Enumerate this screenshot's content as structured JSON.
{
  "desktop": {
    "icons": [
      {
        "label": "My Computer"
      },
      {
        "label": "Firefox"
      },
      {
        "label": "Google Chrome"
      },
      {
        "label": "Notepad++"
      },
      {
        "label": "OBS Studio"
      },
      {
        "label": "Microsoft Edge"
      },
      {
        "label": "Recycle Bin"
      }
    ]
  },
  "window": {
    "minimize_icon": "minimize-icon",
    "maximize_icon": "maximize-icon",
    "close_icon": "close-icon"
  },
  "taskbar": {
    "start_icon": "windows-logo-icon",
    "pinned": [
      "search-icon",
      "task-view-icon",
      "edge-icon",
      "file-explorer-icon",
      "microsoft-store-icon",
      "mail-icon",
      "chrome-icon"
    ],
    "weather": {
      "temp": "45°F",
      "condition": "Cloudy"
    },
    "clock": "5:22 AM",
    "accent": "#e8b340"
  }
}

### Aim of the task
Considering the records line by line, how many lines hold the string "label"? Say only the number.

### Written answer
7